Serving three-year terms, council members are professionals with deep knowledge in a variety of subject matters, meaning the role at times can be intimidating, said Aubrey Abbott Patterson, a member of the council since 2019 and president and CEO of the Hutchinson Community Foundation in Hutchinson, Kansas.
“Then I remember my role – to represent community philanthropy and the breadth of issues faced by low- to moderate-income communities like mine,” Patterson said.
Patterson, Sufi and Romero agreed that the collaboration is valuable, citing the knowledge and positive community outcomes that develop from the council.

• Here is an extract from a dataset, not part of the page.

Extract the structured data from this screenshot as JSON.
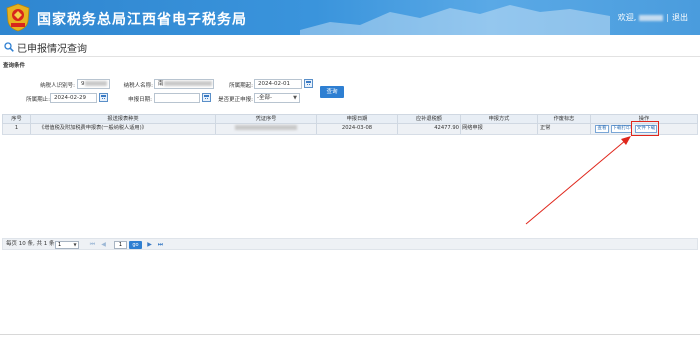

Patterson recalled working with Senior Community Development Advisor Jeremy Hegle for an impact investing initiative around rural broadband.
“As an expert on digital inclusion, Jeremy helped me ask the right questions, connected me to others doing similar work, and then helped us tell the story of our investment and share our lessons learned with others around the country,” Patterson said.
Romero said the council serves as powerful resource for the Tenth District.
“It’s time and it’s preparation, and we don’t see each other often, but what I get from it is three times what the time commitment is,” she said.
Marcos Hernandez, who served on the council from 2018 through 2020, said that among the benefits of service on the council is the opportunity to learn more about policy that could impact communities that members represent. Hernandez, now vice president of U.S. Bank’s Corporate Responsibility group and Community Affairs manager in Omaha, Nebraska, is especially proud of playing a part in connecting the Bank with Javier Fernandez, president and chief executive officer of Omaha Public Power District and chair of the Kansas City Fed’s Omaha Branch Board of Directors.
“You can see the value of creating those partnerships and then having opportunities for talent and leaders like Javier,” Hernandez said.
Since 2001, the CDAC has expanded the number of council members and added new sectors based on emerging community issues. Members are also consulting more frequently throughout the year than when the council first formed, providing more opportunities for collaboration. For the past five years, the Bank has promoted an open application process, which expands opportunities to serve on the council, as well as the pool of candidates.
“Representation has always been a focus, as it’s important that we are inclusive across geography, sector, race and gender,” Miller said.
Miller said the CDAC will continue to have a strong impact on Bank operations in the future, as more attention is paid to the importance of diversity and equity in the national economy.
“We have to address growing challenges around workforce, digital inclusion, emerging technologies and their impact on LMI populations, as well as the reduction of the wealth gap,” Miller said.
Learn more about the External LinkCommunity Development Advisory Council, including meeting the seven newest members announced in February 2022.